* **Exercise prompt**: In your reply, write out the records exactly, each line intact.

* **Data records**:

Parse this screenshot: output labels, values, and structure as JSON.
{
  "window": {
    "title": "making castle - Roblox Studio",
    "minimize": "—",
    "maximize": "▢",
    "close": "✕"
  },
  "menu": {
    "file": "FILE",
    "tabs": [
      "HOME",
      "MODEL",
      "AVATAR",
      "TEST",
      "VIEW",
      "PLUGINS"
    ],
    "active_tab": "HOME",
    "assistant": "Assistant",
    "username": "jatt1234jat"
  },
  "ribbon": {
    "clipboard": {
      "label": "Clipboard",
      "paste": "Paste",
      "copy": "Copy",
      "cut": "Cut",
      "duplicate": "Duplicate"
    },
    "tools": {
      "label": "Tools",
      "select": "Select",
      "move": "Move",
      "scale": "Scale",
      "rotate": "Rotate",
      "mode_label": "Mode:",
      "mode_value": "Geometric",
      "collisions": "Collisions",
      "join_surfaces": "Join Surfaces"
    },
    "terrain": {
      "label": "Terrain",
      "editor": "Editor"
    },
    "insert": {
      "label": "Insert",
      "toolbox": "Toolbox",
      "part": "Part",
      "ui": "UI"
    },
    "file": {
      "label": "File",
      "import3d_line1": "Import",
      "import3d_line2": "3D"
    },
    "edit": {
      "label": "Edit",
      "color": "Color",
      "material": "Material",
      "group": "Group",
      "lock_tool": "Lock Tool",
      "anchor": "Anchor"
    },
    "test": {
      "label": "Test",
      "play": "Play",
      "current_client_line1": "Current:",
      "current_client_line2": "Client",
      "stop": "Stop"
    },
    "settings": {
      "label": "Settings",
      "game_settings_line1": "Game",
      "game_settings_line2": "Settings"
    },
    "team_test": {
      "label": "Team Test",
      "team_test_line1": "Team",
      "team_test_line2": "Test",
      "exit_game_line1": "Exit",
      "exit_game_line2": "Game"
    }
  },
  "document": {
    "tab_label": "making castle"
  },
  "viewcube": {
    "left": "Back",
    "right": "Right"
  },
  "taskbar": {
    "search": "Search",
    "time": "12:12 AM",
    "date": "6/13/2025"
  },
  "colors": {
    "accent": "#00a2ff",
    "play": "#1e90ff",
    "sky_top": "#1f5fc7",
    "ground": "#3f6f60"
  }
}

* **Output of the exercise**:
Parse this screenshot: output labels, values, and structure as JSON.
{
  "window": {
    "title": "making castle - Roblox Studio",
    "minimize": "—",
    "maximize": "▢",
    "close": "✕"
  },
  "menu": {
    "file": "FILE",
    "tabs": [
      "HOME",
      "MODEL",
      "AVATAR",
      "TEST",
      "VIEW",
      "PLUGINS"
    ],
    "active_tab": "HOME",
    "assistant": "Assistant",
    "username": "jatt1234jat"
  },
  "ribbon": {
    "clipboard": {
      "label": "Clipboard",
      "paste": "Paste",
      "copy": "Copy",
      "cut": "Cut",
      "duplicate": "Duplicate"
    },
    "tools": {
      "label": "Tools",
      "select": "Select",
      "move": "Move",
      "scale": "Scale",
      "rotate": "Rotate",
      "mode_label": "Mode:",
      "mode_value": "Geometric",
      "collisions": "Collisions",
      "join_surfaces": "Join Surfaces"
    },
    "terrain": {
      "label": "Terrain",
      "editor": "Editor"
    },
    "insert": {
      "label": "Insert",
      "toolbox": "Toolbox",
      "part": "Part",
      "ui": "UI"
    },
    "file": {
      "label": "File",
      "import3d_line1": "Import",
      "import3d_line2": "3D"
    },
    "edit": {
      "label": "Edit",
      "color": "Color",
      "material": "Material",
      "group": "Group",
      "lock_tool": "Lock Tool",
      "anchor": "Anchor"
    },
    "test": {
      "label": "Test",
      "play": "Play",
      "current_client_line1": "Current:",
      "current_client_line2": "Client",
      "stop": "Stop"
    },
    "settings": {
      "label": "Settings",
      "game_settings_line1": "Game",
      "game_settings_line2": "Settings"
    },
    "team_test": {
      "label": "Team Test",
      "team_test_line1": "Team",
      "team_test_line2": "Test",
      "exit_game_line1": "Exit",
      "exit_game_line2": "Game"
    }
  },
  "document": {
    "tab_label": "making castle"
  },
  "viewcube": {
    "left": "Back",
    "right": "Right"
  },
  "taskbar": {
    "search": "Search",
    "time": "12:12 AM",
    "date": "6/13/2025"
  },
  "colors": {
    "accent": "#00a2ff",
    "play": "#1e90ff",
    "sky_top": "#1f5fc7",
    "ground": "#3f6f60"
  }
}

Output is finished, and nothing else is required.